My current long-term project is the Oxford Edition of the Works of John Marston, for which I am co-general editor with Professor Matthew Steggle (Sheffield Hallam). This will be the first ever complete critical edition of Marston, and will appear as a modern-spelling print text in four volumes with an online old-spelling text on the Oxford University Press OSEO website. Work on the edition is supported by a major grant from the Arts and Humanities Research Council. Information about the project and our various activities can be found at http://arts.leeds.ac.uk/johnmarston/.
And then there's the Bard. I edited Cymbeline for the New Cambridge Shakespeare (2005; reprinted with revisions 2012), and The Tempest for Penguin (2007), and I have a special interest in Shakespeare on film. I have published on Olivier's Henry V and Peter Greenaway's Prospero's Books, and for many years taught undergraduate and MA courses on this topic, and on the representation of early modern history in film and TV.
I welcome enquiries from prospective research students who are interested in working on Jonson, Shakespeare, Marston, and Renaissance drama, and on many areas of early modern literature in general.

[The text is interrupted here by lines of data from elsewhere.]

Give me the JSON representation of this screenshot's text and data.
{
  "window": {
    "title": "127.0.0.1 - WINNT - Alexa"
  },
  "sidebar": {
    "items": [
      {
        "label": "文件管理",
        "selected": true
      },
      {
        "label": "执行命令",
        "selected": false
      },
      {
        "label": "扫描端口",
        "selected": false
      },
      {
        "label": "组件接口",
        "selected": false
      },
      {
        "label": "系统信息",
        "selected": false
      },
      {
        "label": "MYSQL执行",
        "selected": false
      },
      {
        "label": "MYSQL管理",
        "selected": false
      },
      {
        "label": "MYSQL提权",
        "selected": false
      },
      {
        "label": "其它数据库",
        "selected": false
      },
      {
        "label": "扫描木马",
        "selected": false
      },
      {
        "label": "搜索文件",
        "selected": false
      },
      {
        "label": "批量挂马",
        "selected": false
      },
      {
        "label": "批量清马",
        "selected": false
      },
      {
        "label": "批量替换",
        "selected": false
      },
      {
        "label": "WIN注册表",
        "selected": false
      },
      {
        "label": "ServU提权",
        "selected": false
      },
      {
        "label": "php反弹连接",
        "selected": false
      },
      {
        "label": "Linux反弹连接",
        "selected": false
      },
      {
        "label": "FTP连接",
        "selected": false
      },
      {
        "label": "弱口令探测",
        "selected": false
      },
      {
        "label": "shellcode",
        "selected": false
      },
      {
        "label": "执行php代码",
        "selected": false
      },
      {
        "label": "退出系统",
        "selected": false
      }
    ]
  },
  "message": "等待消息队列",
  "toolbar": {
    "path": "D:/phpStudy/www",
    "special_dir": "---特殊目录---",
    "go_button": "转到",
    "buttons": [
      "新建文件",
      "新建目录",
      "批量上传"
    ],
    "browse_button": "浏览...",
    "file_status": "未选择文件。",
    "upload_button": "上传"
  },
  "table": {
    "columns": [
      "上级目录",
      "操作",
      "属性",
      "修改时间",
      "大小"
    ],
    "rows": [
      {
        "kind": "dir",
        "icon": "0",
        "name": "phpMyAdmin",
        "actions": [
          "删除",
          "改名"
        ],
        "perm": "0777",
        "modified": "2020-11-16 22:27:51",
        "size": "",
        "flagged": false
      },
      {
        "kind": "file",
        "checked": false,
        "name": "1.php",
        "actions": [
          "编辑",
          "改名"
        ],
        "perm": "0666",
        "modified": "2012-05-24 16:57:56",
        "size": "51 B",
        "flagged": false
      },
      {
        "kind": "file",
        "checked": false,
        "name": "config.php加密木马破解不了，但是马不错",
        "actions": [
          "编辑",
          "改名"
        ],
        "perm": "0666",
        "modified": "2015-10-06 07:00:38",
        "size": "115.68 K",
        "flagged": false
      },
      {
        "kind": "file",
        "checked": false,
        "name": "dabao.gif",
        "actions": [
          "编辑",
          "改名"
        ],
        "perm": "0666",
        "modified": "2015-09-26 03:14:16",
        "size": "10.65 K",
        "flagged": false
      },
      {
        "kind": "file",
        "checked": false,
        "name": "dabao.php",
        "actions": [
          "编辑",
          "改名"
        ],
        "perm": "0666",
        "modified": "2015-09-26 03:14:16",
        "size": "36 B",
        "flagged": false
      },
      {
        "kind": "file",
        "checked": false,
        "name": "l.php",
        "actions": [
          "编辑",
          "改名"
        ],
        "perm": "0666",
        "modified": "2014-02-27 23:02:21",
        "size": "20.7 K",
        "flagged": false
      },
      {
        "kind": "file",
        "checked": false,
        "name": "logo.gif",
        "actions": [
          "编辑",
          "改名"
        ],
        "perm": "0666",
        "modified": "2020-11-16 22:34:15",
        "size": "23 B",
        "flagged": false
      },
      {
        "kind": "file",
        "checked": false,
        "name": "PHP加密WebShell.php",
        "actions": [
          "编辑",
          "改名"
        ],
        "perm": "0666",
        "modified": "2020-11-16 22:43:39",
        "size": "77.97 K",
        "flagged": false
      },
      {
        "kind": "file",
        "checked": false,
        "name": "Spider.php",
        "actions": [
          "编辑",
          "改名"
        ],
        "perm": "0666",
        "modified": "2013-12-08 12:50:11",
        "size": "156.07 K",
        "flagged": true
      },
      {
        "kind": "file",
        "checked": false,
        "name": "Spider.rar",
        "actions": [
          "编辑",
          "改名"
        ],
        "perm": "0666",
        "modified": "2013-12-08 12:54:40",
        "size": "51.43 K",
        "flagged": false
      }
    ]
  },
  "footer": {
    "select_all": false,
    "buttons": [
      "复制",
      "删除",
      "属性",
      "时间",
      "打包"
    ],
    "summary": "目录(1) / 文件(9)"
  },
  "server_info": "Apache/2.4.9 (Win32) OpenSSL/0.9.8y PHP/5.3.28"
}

January 2016: Hosted a conference on Literary Attribution: John Marston and others at Birkbeck, University of London, as part of the launch events for the Oxford Edition of John Marston.
March 2016: Lecture tour of China, as part of a Shakespeare 400 collaboration between Leeds and the University of International Business and Economics (Beijing), and the British Council Smart Talks series. I gave lectures and seminars on A Midsummer Nights Dream and Shakespeare on film at the University of International Business and Economics, Tsinghua University, and the Chinese Association of Shakespeare Studies (Beijing); Wellington International School and Nankai University (Tianjin), The Shanghai Theatre Academy, Shanghai Dramatic Arts Centre, and Fudan University (Shanghai); and Zhejiang University (Hangzhou).
April 2016: Paper on Jonsons afterlife at the conference Dare toTell: Silence and Saying in Ben Jonson, University of St Andrews.
April 2016: Public lecture at Leeds on images of China in early modern English culture.
July 2016: Participated in a panel session on Justin Kurzels film of Macbeth (2015) at the International Medieval Conference in Leeds.
July 2016: Lecture at the Sam Wanamaker Theatre, London, on Ben Jonsons 1616 folio.
September 2016: with Jane Rickard, organised and hosted the two-day conference Ben Jonson 1616-2016 at the Huntington Library, California. Some of the papers can be accessed here: https://soundcloud.com/thehuntington/sets/conference-ben-jonson-1616.
November 2016: Lecture on portraits of Ben Jonson at Sheffield University conference on Jonson.
January 2017 Public lecture on Ben Jonson as part of the Shakespeare 400 celebrations at Leeds.
Shakespeares History Plays
Turks, Moors and Jews: Racial Difference on the
Early Modern Stage
The Renaissance on screen